3. Help participants feel comfortable telling the truth
Some questions may be socially charged. This might make a respondent feel that there is an expectation to answer in a certain way, or cause them to reflect on their lifestyle choices. When there is unease in giving an answer, it could cause them to be less truthful in their responses.
To approach questions empathetically, it’s important to think about offering a range of options to answer these difficult questions. For example, when asking questions like “do you buy organic products?”, offering only a “yes” or “no” response option runs the risk of expecting certain answers. Instead, make people more comfortable by offering options that unpack why they do or do not, such as “I would if it was less expensive” or ”I would if it was more available”. Not only does this improve the level of honesty, it provides insight as to ‘why’ within the same question.
4. Think of a survey as a conversation, not a monologue
Empathetic survey design is also about acknowledging that people like to feel listened to. Often a survey can feel like your answers are disappearing into a black hole and a bit like an interrogation.

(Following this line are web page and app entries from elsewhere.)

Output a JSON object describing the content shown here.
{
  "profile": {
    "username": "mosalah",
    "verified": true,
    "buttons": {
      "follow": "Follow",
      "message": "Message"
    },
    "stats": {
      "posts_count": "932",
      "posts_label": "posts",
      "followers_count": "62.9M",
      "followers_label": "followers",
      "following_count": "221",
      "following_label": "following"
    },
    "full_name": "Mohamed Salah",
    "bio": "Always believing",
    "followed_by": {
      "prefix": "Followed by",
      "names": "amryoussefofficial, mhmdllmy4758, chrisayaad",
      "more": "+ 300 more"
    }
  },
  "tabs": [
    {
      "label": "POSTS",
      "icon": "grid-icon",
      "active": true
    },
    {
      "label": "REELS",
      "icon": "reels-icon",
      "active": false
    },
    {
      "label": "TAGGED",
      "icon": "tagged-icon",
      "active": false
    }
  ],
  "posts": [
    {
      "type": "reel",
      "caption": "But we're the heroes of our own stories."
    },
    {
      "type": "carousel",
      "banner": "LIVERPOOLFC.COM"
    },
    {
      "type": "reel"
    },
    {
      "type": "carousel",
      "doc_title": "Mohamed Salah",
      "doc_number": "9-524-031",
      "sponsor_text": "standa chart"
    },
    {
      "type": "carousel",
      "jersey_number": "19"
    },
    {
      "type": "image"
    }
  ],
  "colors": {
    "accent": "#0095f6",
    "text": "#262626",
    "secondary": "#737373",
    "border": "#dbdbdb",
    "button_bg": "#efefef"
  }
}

At Kantar, we’re really passionate about turning surveys into conversations via a few simple techniques. Follow-up questions are often used, but we can take these a step further by adding conversational interjections like “that’s interesting” and “this is what other people said…”. The survey then automatically becomes more three-dimensional and more rewarding for the respondent.
5. Respect people’s time and concentration spans

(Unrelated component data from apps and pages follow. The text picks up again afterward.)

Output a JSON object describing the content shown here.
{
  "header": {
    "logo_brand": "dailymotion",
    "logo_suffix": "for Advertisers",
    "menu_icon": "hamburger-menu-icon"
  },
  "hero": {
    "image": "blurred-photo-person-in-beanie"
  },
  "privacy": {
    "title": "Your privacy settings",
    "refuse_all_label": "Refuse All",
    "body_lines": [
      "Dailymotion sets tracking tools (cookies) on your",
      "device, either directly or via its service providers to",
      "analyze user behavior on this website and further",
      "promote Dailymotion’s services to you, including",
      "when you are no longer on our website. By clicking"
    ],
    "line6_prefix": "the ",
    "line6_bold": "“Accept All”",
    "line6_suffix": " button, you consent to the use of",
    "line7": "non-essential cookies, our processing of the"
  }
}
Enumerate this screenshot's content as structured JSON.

Being mindful of what you are asking people to do is critical when planning your survey. Long lists, especially when people are aware of a lot of the brands within them, can create repetitive and exhausting tasks. Lack of attention can deliver less reliable responses or cause people to leave the survey early.
Thinking through what you’re truly looking to uncover and grouping your survey questions into manageable sections will help you simplify your survey and maximise the quality of the answers you receive.
In addition to simplifying your survey, simplify your questions by requiring less thinking. The question “how many units of alcohol have you consumed in the last 7 days?” not only involves a test of memory, but also calculating how many units are in different types of drinks. Instead, break down the question into small pieces to make it easier for respondents to respond, such as asking what drinks they consumed and how many drinks they had. It will give time for a considered and accurate response.
6. Focus on the fun! Motivate people to give meaningful feedback
Empathetic survey design is also about realising that people like to have fun. A gameshow style challenge can transform a standard brand awareness question into an engaging game. This not only challenges respondents to think more deeply, but taps into the inherent competitiveness of humans.
Humour can be a good tool to disarm a potentially loaded question and help the respondent feel comfortable. And the impact can be staggering. Kantar found that 27% of people who were shown a meme in the question “do you recycle?” admitted to never recycling, versus just 1% in a standard text question.
Speak to one of our experts today to learn more about taking an empathetic approach to your survey design.